(REQUIREMENT): Pull every line containing "JSON" from the data.

===== DATA FOR PROCESSING

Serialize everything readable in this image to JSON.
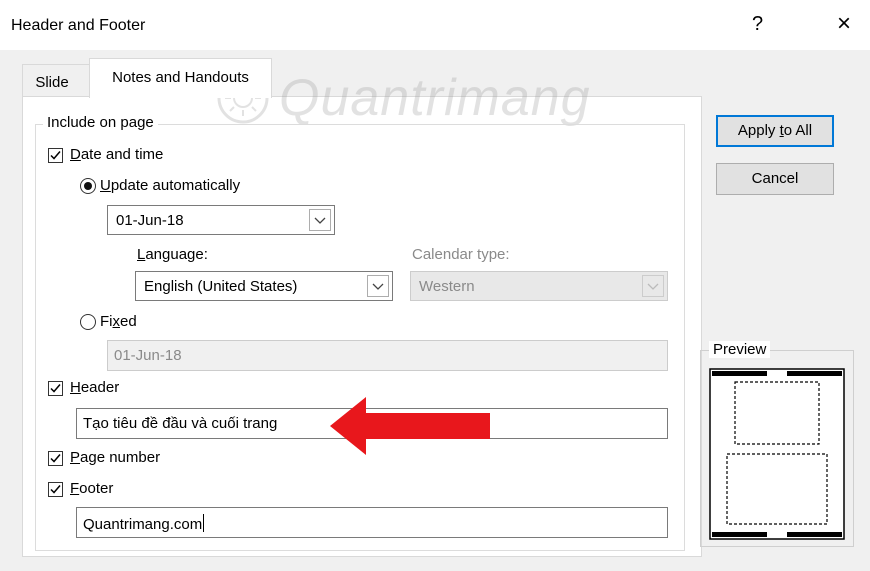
{
  "window": {
    "title": "Header and Footer",
    "help_label": "?",
    "close_label": "×"
  },
  "watermark": {
    "text": "Quantrimang"
  },
  "tabs": [
    {
      "label": "Slide",
      "active": false
    },
    {
      "label": "Notes and Handouts",
      "active": true
    }
  ],
  "include_group": {
    "legend": "Include on page"
  },
  "date_time": {
    "label_prefix": "D",
    "label_rest": "ate and time",
    "checked": true,
    "update_auto": {
      "label_prefix": "U",
      "label_rest": "pdate automatically",
      "selected": true
    },
    "date_value": "01-Jun-18",
    "language": {
      "label_prefix": "L",
      "label_rest": "anguage:",
      "value": "English (United States)"
    },
    "calendar": {
      "label": "Calendar type:",
      "value": "Western",
      "disabled": true
    },
    "fixed": {
      "label_prefix": "Fi",
      "label_u": "x",
      "label_rest": "ed",
      "selected": false,
      "value": "01-Jun-18"
    }
  },
  "header": {
    "label_prefix": "H",
    "label_rest": "eader",
    "checked": true,
    "value": "Tạo tiêu đề đầu và cuối trang"
  },
  "page_number": {
    "label_prefix": "P",
    "label_rest": "age number",
    "checked": true
  },
  "footer": {
    "label_prefix": "F",
    "label_rest": "ooter",
    "checked": true,
    "value": "Quantrimang.com"
  },
  "buttons": {
    "apply_all": {
      "label_prefix": "Apply ",
      "label_u": "t",
      "label_rest": "o All"
    },
    "cancel": {
      "label": "Cancel"
    }
  },
  "preview": {
    "label": "Preview"
  },
  "colors": {
    "arrow": "#e8171c",
    "accent": "#0078d7"
  }
}
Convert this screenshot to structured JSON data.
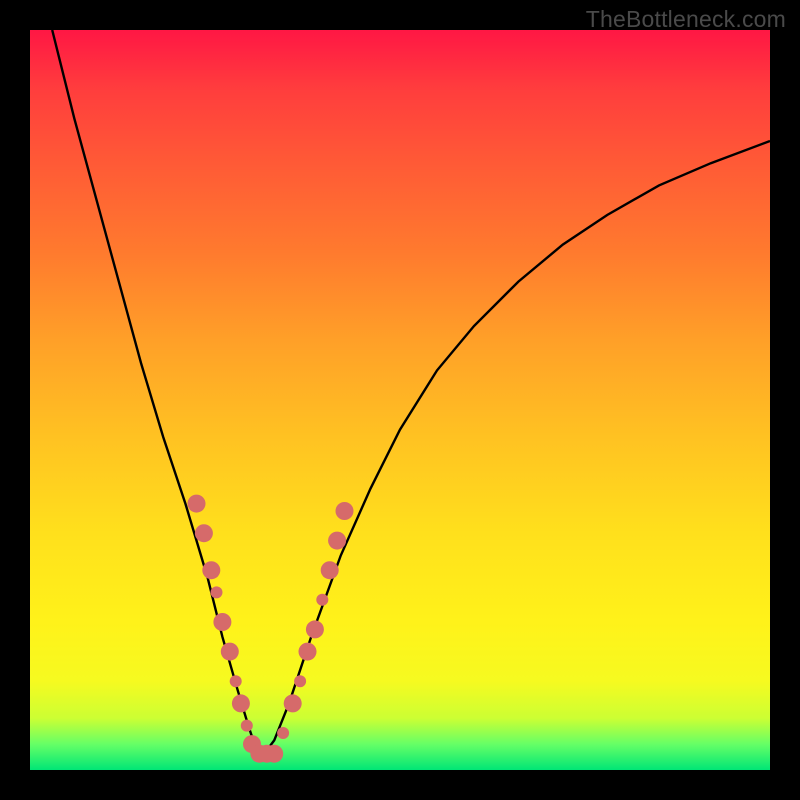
{
  "watermark": "TheBottleneck.com",
  "chart_data": {
    "type": "line",
    "title": "",
    "xlabel": "",
    "ylabel": "",
    "xlim": [
      0,
      100
    ],
    "ylim": [
      0,
      100
    ],
    "grid": false,
    "legend": false,
    "annotations": [],
    "series": [
      {
        "name": "curve",
        "stroke": "#000000",
        "x": [
          3,
          6,
          9,
          12,
          15,
          18,
          21,
          24,
          26,
          28,
          29.5,
          30.5,
          31.5,
          33,
          35,
          38,
          42,
          46,
          50,
          55,
          60,
          66,
          72,
          78,
          85,
          92,
          100
        ],
        "y": [
          100,
          88,
          77,
          66,
          55,
          45,
          36,
          26,
          18,
          11,
          6,
          3,
          2,
          4,
          9,
          18,
          29,
          38,
          46,
          54,
          60,
          66,
          71,
          75,
          79,
          82,
          85
        ]
      }
    ],
    "markers": {
      "name": "highlighted-points",
      "fill": "#d66a6a",
      "radius_large": 9,
      "radius_small": 6,
      "points": [
        {
          "x": 22.5,
          "y": 36,
          "r": 9
        },
        {
          "x": 23.5,
          "y": 32,
          "r": 9
        },
        {
          "x": 24.5,
          "y": 27,
          "r": 9
        },
        {
          "x": 25.2,
          "y": 24,
          "r": 6
        },
        {
          "x": 26.0,
          "y": 20,
          "r": 9
        },
        {
          "x": 27.0,
          "y": 16,
          "r": 9
        },
        {
          "x": 27.8,
          "y": 12,
          "r": 6
        },
        {
          "x": 28.5,
          "y": 9,
          "r": 9
        },
        {
          "x": 29.3,
          "y": 6,
          "r": 6
        },
        {
          "x": 30.0,
          "y": 3.5,
          "r": 9
        },
        {
          "x": 31.0,
          "y": 2.2,
          "r": 9
        },
        {
          "x": 32.0,
          "y": 2.2,
          "r": 9
        },
        {
          "x": 33.0,
          "y": 2.2,
          "r": 9
        },
        {
          "x": 34.2,
          "y": 5,
          "r": 6
        },
        {
          "x": 35.5,
          "y": 9,
          "r": 9
        },
        {
          "x": 36.5,
          "y": 12,
          "r": 6
        },
        {
          "x": 37.5,
          "y": 16,
          "r": 9
        },
        {
          "x": 38.5,
          "y": 19,
          "r": 9
        },
        {
          "x": 39.5,
          "y": 23,
          "r": 6
        },
        {
          "x": 40.5,
          "y": 27,
          "r": 9
        },
        {
          "x": 41.5,
          "y": 31,
          "r": 9
        },
        {
          "x": 42.5,
          "y": 35,
          "r": 9
        }
      ]
    }
  }
}
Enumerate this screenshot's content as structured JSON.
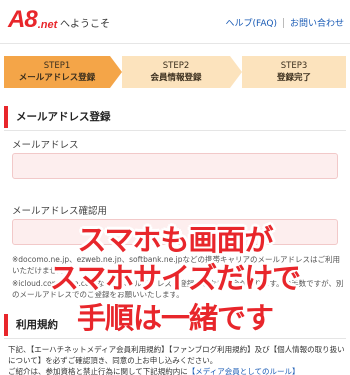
{
  "header": {
    "logo_main": "A8",
    "logo_sub": ".net",
    "welcome": "へようこそ",
    "help_link": "ヘルプ(FAQ)",
    "contact_link": "お問い合わせ"
  },
  "steps": [
    {
      "num": "STEP1",
      "label": "メールアドレス登録",
      "state": "current"
    },
    {
      "num": "STEP2",
      "label": "会員情報登録",
      "state": "upcoming"
    },
    {
      "num": "STEP3",
      "label": "登録完了",
      "state": "upcoming"
    }
  ],
  "email_section": {
    "title": "メールアドレス登録",
    "email_label": "メールアドレス",
    "email_value": "",
    "confirm_label": "メールアドレス確認用",
    "confirm_value": ""
  },
  "notes": {
    "docomo": "※docomo.ne.jp、ezweb.ne.jp、softbank.ne.jpなどの携帯キャリアのメールアドレスはご利用いただけません。",
    "icloud": "※icloud.com、me.comなどのメールアドレスは登録できない場合があります。お手数ですが、別のメールアドレスでのご登録をお願いいたします。"
  },
  "terms_section": {
    "title": "利用規約",
    "text1": "下記、【エーハチネットメディア会員利用規約】【ファンブログ利用規約】及び【個人情報の取り扱いについて】を必ずご確認頂き、同意の上お申し込みください。",
    "text2_prefix": "ご紹介は、参加資格と禁止行為に関して下記規約内に",
    "text2_link": "【メディア会員としてのルール】"
  },
  "overlay": {
    "line1": "スマホも画面が",
    "line2": "スマホサイズだけで",
    "line3": "手順は一緒です"
  },
  "colors": {
    "brand_red": "#e8262b",
    "step_active": "#f4a548",
    "step_inactive": "#fce3bd",
    "input_bg": "#fdeeee",
    "link_blue": "#1a5bb5"
  }
}
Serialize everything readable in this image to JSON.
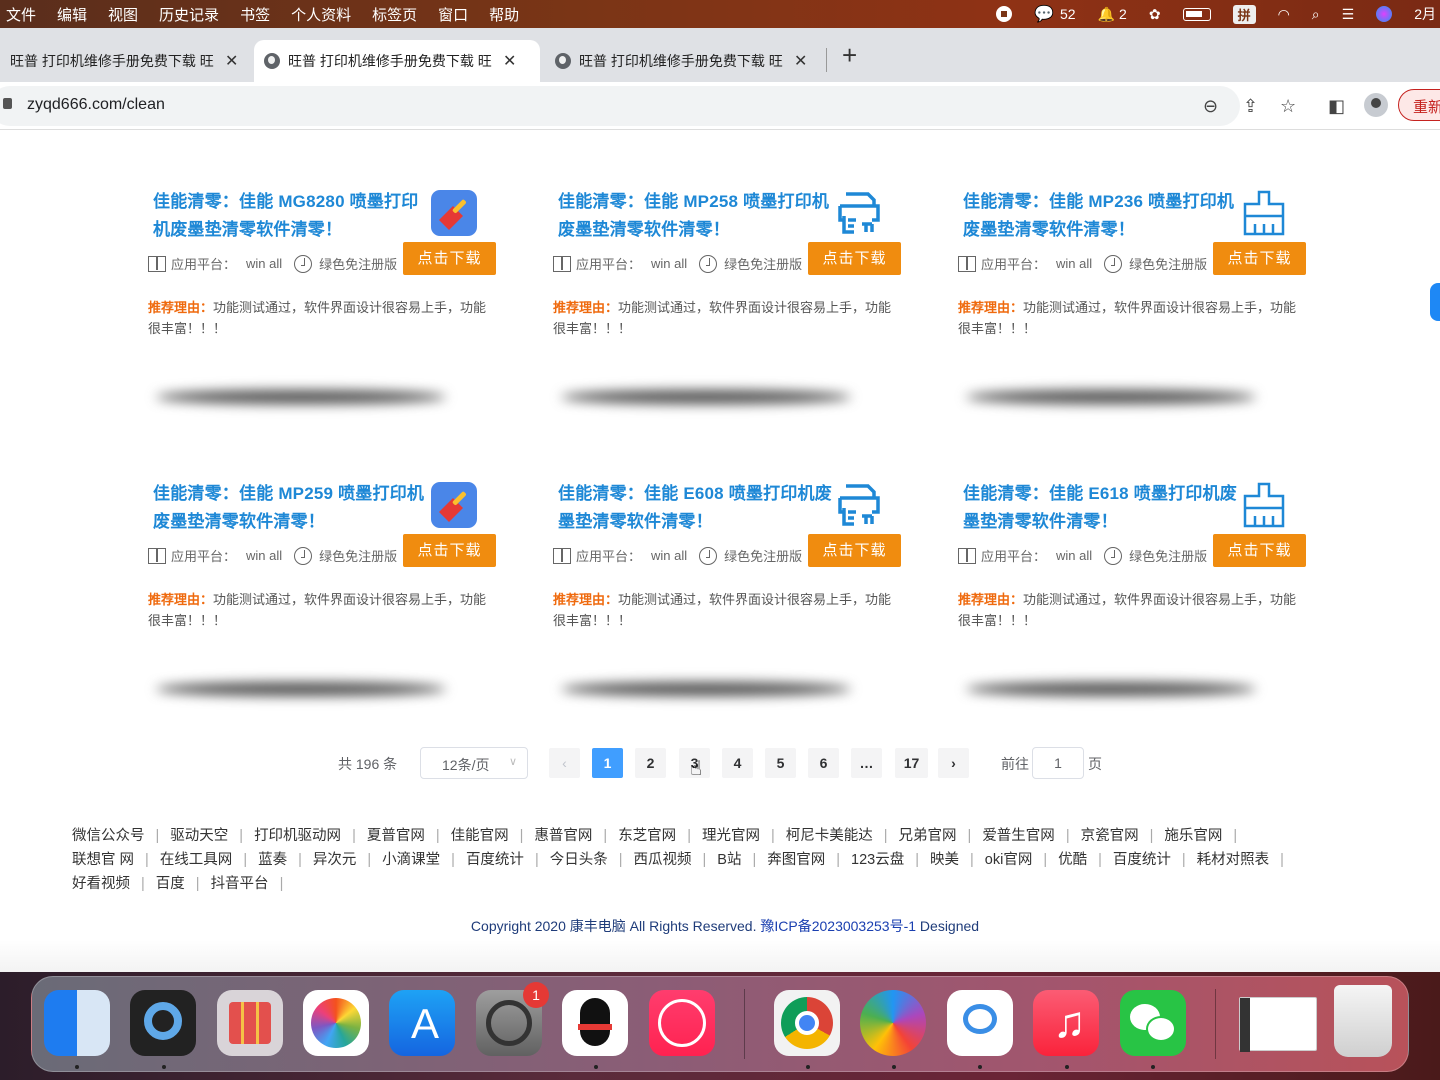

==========

(EXERCISE RESULT):
Serialize everything readable in this image to JSON.
Convert this screenshot to structured JSON data.
Enumerate this screenshot's content as structured JSON.
Serialize everything readable in this image to JSON.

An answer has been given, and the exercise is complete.